Fatih Birol, Chief Economist, International Energy Agency (IEA) presentation to the Council on Foreign Relations following the release of the IEA’s Energy Outlook 2011.
Fatih Birol comments on:
Energy efficiency “2009-2010 global energy efficiency worsened.” 16:20
Energy & water (topic of next year’s WEO) 32:00
Oil price & inventory 47:10
There is also a new article covering a recent interview with Olivier Rech, formerly of the IEA. He was responsible for petroleum issues at the International Energy Agency from 2006 to 2009. The following is an excerpt from the article commenting on the rate of decline in existing oil fields production. Link to article.
What do you foresee? Let’s begin with the non-OPEC producers (which represent 58% of production and 23% of global reserves).
Outside OPEC, things are clear: of 40 million barrels per day (mb/d) of conventional petroleum extracted from existing fields, we face an annual decline on the order of 1 to 2 mb/d.
In your view, are we therefore close to the 5% decline per year from existing production mentionned by Royal Dutch Shell?
Yes, that’s about it.
Note that loses from just the non-Opec producers each year is very close to the annual exports of Iran which are currently just over 2 mb/d. So why are the oil markets all upset about the potential loss of Iranian oil exports with an embargo when they lose that volume every year to depletion? They should be and if Olivier Rech is right by 2015 or so they will be.
Don’t take your eyes off of Nigeria
While the world’s attention is on Iran and the Straits of Hormuz it is easy to overlook events in Nigeria. However there are significant risks to the global supply of light crude produced in Nigeria. It is important to remember that the Nigerian supply has been helping fill the supply hole from Libya. According to the EIA the in 2010 Nigeria was the fourth largest source of U.S. imported crude oil providing over 1 mb/d or more than 10% of total net imports. What happens in Nigeria is very important to U.S. crude oil supplies. [EIA Nigeria Country Analysis Brief]
January 1st the government cut subsidies that had been holding the cost of fuel at $1.55/g resulting in more than a doubling of the price. The public outrage that has followed was to be expected. Why it was done so quickly and without a phased withdrawal of the subsidy has not been explained. The question now is whether the economy, government and Nigerian society will hold together long enough to adjust.

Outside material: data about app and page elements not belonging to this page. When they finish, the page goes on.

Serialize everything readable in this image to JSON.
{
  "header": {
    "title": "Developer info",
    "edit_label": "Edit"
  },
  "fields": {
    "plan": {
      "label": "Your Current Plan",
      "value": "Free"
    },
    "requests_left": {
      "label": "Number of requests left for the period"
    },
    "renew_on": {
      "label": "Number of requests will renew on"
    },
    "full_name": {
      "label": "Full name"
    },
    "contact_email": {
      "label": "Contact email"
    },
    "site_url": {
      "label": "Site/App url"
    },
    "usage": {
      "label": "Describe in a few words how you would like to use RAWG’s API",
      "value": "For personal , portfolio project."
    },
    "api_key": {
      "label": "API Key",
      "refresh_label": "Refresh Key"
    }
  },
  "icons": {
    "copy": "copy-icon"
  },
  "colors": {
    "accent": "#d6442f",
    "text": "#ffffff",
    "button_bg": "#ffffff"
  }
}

If the government fails to stabilize the situation the oil industry and its exports will quickly become a target of the unrest. If the world had an abundant surplus supply of crude oil these events wouldn’t matter but as Fatih Birol mentioned in the video and the excerpt in this week’s report from Javier Blas supported that is not the state of global supplies today.